According to David Huang of China Host, a Chinese travel agency, 90% of Chinese prefer to travel in large groups. And unlike Europeans who tend to stay longer in one spot, the Chinese bear striking similarities to other Asian tourists, moving quickly from destination to destination while staying at budget hotels.


In part, this is the result of deeply engrained Chinese culture. While the US has long been known for its spirit of adventure and rugged individualism, studies by well-known social scientist Geert Hofstede reveal that the Chinese prefer collectivism.


The language barrier is also partly to blame. While there are currently more Chinese learning English than there are native English speakers in the US, few Chinese read and speak the language well enough to feel comfortable traveling alone.

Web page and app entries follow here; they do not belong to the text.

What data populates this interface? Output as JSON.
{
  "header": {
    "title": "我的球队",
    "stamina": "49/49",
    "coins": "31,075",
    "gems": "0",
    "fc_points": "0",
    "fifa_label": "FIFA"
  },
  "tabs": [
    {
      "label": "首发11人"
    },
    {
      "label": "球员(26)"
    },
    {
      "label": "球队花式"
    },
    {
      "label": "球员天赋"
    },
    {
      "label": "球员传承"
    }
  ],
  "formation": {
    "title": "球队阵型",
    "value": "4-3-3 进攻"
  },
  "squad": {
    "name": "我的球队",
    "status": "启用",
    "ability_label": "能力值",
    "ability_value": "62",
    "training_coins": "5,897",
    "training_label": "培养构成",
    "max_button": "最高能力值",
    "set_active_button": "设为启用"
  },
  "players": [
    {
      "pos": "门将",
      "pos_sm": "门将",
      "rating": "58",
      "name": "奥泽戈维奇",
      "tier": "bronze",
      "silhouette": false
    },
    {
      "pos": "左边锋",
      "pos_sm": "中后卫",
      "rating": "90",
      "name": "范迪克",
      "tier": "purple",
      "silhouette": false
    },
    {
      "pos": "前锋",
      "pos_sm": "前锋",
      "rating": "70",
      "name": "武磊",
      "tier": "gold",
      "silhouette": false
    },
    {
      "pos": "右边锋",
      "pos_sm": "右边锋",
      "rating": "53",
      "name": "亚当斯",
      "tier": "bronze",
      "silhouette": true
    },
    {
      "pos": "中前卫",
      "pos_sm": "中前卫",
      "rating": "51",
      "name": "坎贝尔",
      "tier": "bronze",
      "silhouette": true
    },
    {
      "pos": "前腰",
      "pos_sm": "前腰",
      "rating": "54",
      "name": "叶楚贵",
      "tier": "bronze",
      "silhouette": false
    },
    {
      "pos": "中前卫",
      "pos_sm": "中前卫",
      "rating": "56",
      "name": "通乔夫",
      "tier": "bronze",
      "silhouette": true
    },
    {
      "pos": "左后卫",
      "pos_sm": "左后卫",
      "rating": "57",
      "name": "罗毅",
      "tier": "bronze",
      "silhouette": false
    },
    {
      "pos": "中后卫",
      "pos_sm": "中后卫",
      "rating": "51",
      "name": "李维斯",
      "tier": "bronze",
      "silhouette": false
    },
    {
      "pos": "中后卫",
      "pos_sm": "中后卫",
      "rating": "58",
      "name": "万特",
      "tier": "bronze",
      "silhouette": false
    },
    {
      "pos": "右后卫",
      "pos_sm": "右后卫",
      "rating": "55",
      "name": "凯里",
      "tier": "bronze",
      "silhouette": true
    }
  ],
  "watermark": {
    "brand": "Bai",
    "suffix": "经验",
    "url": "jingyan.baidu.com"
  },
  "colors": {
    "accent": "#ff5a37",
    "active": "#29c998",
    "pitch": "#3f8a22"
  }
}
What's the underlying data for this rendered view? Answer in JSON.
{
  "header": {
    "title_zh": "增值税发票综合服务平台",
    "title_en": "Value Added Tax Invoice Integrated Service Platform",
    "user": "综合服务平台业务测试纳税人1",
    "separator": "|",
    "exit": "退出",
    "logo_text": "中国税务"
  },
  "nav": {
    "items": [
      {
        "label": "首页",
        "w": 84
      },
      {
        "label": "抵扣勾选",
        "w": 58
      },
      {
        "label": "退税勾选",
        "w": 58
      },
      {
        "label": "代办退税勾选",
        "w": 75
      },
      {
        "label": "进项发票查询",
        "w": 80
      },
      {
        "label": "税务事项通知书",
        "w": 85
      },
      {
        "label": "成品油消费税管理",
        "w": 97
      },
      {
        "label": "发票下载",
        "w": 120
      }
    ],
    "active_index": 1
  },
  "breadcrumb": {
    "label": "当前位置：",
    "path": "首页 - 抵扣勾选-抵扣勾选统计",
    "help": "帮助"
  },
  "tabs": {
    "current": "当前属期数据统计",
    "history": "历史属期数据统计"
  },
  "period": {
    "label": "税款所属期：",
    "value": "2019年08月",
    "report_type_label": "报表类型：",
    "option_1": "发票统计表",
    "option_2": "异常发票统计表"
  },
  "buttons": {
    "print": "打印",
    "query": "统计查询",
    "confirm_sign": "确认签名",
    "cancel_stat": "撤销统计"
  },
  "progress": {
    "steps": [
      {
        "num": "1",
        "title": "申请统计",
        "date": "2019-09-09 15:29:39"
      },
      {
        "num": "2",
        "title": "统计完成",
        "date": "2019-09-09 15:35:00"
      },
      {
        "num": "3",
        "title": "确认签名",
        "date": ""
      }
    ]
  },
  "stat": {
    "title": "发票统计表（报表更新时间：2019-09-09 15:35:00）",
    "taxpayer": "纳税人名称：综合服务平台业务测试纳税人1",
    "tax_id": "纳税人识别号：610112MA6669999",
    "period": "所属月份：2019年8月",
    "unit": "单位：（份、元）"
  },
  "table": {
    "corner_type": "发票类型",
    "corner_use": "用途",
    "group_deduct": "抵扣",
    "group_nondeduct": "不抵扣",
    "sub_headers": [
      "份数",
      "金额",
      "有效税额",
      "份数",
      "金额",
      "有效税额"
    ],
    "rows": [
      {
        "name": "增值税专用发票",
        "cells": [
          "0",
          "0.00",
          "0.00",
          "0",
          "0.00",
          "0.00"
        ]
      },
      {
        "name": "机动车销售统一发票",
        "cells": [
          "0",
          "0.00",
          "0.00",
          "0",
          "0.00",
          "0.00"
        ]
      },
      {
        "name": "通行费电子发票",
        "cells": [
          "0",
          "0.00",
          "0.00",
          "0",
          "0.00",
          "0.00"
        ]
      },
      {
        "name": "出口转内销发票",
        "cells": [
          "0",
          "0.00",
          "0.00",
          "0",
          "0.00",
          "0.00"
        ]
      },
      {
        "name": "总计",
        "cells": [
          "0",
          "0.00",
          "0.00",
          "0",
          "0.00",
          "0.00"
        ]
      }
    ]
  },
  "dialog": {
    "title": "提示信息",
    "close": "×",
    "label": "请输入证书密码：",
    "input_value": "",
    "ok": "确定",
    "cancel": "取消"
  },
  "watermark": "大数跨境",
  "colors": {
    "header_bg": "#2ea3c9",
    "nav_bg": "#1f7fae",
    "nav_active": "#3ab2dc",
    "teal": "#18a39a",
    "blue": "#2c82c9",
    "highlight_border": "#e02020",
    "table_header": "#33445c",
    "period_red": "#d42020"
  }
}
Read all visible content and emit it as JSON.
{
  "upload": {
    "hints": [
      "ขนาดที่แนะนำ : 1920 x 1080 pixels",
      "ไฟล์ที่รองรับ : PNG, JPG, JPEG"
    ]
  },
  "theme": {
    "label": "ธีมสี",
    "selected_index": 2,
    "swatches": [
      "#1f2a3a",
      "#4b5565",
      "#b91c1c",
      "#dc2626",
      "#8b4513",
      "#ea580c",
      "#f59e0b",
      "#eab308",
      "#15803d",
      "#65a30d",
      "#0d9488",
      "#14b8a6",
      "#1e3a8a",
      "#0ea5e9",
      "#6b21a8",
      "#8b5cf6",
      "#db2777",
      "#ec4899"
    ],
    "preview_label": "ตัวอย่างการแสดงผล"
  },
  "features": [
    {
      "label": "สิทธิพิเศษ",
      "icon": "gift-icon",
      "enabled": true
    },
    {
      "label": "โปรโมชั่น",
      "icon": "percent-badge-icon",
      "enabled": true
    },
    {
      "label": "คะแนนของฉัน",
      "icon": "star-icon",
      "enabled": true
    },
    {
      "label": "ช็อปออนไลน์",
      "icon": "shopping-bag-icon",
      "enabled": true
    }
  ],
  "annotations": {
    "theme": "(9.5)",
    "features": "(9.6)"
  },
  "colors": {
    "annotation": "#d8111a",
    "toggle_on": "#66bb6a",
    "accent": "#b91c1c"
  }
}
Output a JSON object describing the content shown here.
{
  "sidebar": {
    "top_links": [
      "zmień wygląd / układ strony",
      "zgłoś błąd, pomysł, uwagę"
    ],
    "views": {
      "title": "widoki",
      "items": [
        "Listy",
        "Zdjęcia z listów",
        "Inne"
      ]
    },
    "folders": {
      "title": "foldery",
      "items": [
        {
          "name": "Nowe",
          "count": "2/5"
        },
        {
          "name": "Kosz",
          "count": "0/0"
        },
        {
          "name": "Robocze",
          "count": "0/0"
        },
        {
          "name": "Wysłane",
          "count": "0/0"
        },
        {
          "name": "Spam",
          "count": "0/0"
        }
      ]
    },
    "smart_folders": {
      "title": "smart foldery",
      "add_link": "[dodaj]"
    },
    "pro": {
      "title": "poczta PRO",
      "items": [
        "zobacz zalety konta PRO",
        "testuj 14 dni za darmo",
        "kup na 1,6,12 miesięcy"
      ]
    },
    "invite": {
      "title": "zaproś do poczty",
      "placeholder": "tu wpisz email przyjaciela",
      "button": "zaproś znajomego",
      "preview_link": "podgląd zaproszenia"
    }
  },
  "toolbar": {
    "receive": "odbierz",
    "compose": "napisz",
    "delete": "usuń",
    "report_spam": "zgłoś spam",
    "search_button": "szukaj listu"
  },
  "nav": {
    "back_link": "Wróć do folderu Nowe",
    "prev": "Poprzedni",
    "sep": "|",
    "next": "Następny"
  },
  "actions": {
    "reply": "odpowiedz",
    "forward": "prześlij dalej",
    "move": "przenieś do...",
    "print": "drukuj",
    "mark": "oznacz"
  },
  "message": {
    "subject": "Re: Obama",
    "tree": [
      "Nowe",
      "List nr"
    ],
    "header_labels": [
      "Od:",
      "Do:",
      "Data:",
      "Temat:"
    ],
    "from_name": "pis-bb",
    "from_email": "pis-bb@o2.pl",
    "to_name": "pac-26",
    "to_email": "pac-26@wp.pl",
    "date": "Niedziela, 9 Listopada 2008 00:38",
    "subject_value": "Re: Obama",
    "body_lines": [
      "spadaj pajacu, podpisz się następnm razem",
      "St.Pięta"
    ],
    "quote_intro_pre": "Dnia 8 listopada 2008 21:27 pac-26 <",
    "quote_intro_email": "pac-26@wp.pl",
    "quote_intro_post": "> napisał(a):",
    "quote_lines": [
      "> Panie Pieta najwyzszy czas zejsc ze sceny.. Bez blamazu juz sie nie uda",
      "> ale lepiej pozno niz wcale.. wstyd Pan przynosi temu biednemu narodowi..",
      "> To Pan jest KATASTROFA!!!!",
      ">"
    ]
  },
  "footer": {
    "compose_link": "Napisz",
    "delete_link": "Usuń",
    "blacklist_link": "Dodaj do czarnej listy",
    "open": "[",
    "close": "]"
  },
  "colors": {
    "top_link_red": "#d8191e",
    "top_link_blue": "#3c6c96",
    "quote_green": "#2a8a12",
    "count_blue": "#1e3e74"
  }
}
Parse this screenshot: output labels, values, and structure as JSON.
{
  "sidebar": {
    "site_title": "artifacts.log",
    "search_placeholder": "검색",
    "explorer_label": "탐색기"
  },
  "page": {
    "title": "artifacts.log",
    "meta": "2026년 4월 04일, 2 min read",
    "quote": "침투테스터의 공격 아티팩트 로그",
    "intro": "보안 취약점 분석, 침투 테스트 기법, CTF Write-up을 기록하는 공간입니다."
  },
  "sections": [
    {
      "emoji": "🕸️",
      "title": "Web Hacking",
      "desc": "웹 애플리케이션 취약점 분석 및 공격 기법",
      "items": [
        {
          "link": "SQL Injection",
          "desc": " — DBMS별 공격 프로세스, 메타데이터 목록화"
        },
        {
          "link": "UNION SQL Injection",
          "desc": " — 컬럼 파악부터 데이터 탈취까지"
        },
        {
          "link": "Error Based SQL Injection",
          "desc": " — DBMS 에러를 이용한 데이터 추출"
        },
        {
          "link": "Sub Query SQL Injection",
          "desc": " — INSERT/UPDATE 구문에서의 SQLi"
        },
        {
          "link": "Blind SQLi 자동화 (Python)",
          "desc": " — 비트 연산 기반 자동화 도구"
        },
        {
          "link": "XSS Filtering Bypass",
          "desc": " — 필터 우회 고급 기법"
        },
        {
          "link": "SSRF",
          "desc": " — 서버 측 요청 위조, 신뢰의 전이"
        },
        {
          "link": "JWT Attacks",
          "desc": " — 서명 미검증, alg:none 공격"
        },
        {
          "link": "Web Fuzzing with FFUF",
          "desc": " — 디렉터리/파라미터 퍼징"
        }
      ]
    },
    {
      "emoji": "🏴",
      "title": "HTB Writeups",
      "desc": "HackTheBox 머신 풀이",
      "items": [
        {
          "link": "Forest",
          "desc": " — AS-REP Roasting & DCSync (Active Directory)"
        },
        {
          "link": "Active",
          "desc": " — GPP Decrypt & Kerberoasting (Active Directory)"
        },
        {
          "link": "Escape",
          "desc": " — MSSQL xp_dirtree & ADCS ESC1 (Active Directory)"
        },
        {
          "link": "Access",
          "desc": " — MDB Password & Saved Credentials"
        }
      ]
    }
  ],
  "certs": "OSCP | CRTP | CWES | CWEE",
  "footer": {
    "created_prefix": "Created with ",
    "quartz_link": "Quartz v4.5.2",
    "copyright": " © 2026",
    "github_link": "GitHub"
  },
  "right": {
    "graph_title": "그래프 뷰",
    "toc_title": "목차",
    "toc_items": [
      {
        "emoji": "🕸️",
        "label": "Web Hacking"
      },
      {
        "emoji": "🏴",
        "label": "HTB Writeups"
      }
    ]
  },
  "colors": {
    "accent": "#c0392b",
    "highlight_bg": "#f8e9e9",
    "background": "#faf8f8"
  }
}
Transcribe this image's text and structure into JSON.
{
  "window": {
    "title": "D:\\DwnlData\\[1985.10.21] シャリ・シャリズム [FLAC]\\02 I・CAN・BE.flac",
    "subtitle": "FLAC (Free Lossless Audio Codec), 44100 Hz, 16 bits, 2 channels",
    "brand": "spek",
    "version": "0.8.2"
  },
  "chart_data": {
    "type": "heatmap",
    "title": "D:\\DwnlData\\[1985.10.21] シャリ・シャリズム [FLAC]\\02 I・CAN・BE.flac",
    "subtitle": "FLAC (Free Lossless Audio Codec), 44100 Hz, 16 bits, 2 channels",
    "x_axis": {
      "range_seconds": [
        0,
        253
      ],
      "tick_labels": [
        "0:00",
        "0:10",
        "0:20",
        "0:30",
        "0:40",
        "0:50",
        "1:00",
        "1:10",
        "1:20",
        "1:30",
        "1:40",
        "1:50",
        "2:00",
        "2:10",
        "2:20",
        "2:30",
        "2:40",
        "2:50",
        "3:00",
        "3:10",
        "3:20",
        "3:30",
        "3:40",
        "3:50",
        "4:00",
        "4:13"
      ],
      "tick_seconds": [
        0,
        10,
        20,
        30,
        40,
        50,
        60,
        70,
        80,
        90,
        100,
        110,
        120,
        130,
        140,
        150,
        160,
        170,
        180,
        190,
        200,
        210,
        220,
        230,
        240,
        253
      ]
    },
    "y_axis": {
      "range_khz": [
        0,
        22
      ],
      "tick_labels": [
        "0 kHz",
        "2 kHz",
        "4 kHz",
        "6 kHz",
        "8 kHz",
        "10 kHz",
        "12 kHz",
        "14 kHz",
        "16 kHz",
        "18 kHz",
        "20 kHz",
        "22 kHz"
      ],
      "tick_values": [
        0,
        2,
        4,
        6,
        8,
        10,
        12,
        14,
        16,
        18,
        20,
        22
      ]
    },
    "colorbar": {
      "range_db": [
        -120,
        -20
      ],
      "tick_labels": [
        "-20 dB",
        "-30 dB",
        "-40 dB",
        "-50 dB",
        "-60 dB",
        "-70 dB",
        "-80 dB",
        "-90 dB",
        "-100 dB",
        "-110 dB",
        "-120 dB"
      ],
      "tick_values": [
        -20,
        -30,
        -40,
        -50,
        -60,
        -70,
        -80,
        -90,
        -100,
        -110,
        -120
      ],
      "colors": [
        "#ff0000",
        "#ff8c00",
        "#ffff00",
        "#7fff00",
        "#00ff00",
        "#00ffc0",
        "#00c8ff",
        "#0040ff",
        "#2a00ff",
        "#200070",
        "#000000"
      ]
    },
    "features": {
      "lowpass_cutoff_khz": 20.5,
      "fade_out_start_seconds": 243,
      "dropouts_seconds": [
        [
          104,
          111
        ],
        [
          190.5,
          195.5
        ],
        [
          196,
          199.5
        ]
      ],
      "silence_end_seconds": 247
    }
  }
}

The Chinese are also discriminating consumers, preferring to spend their money where they feel welcome. In-room amenities like tea kettles and slippers, and menu items such as rice porridge and noodles are becoming more common as hotels and restaurants continue to court this new and powerful consumer group. Other emerging hotel services include onsite Mandarin interpreters, translated menus, and oranges and tangerines in the lobby—considered symbols of good luck in Chinese culture. Hilton even ensures that the rooms of Chinese guests have at least one Chinese language television station.

Some hotels are even going so far as to assign names instead of numbers to certain guest rooms. Some numbers, such as the number 4, are considered unlucky to the Chinese. Others are relocating their reception areas to the 8th floor. Eight is a symbol of good luck in China.



The payoff in chasing Chinese travelers both domestically and abroad is well documented. For any travel or hospitality organization looking to attract Chinese consumers, understanding behavioral and linguistic distinctions across cultures can mean the difference between success and failure. Whether you are an airline, a hotel, a tour operator, a rental car agency, a casino or a tourist attraction, speaking your customer’s language is essential.


The internet is a particularly important tool for reaching Chinese consumers. According to a study by World Internet Stats, the use of internet languages other than English has increased dramatically over the past decade, with Chinese experiencing a growth rate of 1,277%, compared to the modest 281% growth of English internet usage over the same period of time. As internet usage and disposable incomes continue to rise in China, producing and maintaining content that is both relevant and engaging to the Chinese consumer is a must.



In addition to sending representatives to China, many US-based companies employ China-based consultants to help them better understand this lucrative yet complex marketplace.

A+ has provided proven solutions to help its travel and hospitality clients succeed in China’s vibrant, rapidly changing business environment. Our Chinese market specialists possess years of hands-on experience in the travel and hospitality sector. Because we are familiar with the challenges foreign companies face in China, our solutions focus on risk reduction rather than naïve optimism.

Whether your interests lie in learning more about the Chinese market, planning and executing your entry into China, growing your existing China business, or acquiring Chinese companies, A+ offers a wide range of services that cater to all levels of China involvement. If you think the time is right for your organization to grow this emerging market, contact A+ today for a free consultation.



Jeff Christensen is A+’s Executive Director. He holds a Master’s degree in Tourism and Hospitality Management from England’s University of Surrey. He has worked in sales for a charter airline and in operations for the world’s largest Visit USA motor coach tour operator. For the past 18 years, he has worked as a language and cultural consultant, helping global travel and hospitality companies like Expedia, Amadeus, InterContinental Hotels Group and United Airlines maximize their potential in multilingual markets by improving brand recognition, speeding time-to-market, reducing costs, and growing international sales. Jeff is well-traveled, having lived abroad on several occasions and having spent time in 78 countries. His most recent efforts have enabled clients to succeed in the rapidly expanding Chinese marketplace.